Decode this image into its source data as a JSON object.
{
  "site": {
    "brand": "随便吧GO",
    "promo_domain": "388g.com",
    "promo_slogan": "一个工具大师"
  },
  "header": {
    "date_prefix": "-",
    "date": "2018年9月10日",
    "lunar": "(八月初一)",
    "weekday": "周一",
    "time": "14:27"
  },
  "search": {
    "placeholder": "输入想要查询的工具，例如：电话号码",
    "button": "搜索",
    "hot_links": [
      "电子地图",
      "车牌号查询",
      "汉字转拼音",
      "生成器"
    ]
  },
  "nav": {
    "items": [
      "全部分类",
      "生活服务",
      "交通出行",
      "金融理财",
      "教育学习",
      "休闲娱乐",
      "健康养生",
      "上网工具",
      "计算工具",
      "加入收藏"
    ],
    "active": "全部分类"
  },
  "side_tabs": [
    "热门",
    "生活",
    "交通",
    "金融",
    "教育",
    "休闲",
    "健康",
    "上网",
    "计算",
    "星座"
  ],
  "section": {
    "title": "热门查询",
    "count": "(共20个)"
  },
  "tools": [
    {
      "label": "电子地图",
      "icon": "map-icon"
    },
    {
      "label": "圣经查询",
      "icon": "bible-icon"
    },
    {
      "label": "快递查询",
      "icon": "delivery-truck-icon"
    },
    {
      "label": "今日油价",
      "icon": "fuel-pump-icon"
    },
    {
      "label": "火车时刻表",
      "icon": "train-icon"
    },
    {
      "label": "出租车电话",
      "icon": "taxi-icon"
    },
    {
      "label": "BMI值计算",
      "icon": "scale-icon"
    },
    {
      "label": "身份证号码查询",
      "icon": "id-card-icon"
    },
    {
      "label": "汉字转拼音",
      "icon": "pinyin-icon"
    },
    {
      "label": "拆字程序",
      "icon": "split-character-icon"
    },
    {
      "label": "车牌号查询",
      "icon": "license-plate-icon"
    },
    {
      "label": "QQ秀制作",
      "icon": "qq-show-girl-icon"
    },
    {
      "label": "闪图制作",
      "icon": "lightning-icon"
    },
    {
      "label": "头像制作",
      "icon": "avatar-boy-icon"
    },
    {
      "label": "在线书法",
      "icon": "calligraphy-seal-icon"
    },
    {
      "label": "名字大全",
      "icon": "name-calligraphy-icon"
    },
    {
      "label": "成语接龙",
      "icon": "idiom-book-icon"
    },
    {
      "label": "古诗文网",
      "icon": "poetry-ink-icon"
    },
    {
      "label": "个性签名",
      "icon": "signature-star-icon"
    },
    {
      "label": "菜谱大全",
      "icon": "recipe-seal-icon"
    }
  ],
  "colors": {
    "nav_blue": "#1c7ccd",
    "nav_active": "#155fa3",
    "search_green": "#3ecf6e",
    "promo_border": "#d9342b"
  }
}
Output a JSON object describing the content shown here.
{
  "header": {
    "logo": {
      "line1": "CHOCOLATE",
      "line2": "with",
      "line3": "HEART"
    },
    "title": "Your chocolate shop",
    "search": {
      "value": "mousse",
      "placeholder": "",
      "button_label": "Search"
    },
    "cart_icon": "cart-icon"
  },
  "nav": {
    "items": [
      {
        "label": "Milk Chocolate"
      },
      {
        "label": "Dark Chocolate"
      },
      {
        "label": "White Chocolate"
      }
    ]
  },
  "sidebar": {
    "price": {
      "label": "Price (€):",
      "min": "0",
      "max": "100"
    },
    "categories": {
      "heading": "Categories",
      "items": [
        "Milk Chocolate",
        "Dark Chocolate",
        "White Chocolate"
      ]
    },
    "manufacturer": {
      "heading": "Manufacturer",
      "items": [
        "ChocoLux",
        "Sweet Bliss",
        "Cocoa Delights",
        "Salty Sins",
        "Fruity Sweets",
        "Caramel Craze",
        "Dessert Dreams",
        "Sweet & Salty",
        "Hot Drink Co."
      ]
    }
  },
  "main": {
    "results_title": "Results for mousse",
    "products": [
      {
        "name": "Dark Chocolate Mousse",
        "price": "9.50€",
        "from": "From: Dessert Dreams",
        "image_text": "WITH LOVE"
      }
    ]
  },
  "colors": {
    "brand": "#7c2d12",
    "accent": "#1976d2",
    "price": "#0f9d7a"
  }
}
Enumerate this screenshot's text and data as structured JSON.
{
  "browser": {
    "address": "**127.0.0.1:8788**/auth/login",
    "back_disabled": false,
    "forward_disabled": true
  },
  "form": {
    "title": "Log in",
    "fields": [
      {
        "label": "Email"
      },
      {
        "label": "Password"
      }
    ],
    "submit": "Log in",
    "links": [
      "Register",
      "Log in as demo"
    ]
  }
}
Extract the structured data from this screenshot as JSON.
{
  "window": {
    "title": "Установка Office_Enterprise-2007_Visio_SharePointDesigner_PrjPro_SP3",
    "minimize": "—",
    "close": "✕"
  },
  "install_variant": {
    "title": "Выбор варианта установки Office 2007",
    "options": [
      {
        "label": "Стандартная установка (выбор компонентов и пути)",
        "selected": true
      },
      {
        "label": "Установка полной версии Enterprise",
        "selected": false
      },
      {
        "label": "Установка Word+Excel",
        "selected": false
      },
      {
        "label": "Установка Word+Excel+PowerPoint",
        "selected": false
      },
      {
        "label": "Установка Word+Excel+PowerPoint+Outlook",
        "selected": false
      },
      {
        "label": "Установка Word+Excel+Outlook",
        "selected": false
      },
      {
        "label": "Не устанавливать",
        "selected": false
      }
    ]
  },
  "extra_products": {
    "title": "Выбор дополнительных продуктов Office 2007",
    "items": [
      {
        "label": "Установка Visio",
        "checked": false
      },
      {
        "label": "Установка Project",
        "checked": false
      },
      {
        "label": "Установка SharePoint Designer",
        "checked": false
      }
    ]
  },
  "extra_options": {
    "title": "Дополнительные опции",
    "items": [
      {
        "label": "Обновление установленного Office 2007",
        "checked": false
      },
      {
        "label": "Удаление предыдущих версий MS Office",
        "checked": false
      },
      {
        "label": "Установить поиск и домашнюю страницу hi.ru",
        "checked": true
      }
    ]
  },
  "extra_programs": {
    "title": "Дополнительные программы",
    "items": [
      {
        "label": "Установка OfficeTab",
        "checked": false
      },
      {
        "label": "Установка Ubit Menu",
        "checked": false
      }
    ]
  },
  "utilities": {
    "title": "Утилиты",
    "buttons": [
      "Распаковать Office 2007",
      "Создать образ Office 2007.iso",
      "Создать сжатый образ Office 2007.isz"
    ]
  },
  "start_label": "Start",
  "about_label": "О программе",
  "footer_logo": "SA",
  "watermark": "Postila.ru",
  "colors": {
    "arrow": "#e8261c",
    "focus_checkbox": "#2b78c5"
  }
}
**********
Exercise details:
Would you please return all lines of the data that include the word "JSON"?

Answer for the task:
Decode this image into its source data as a JSON object.
Output a JSON object describing the content shown here.
Enumerate this screenshot's text and data as structured JSON.
Extract the structured data from this screenshot as JSON.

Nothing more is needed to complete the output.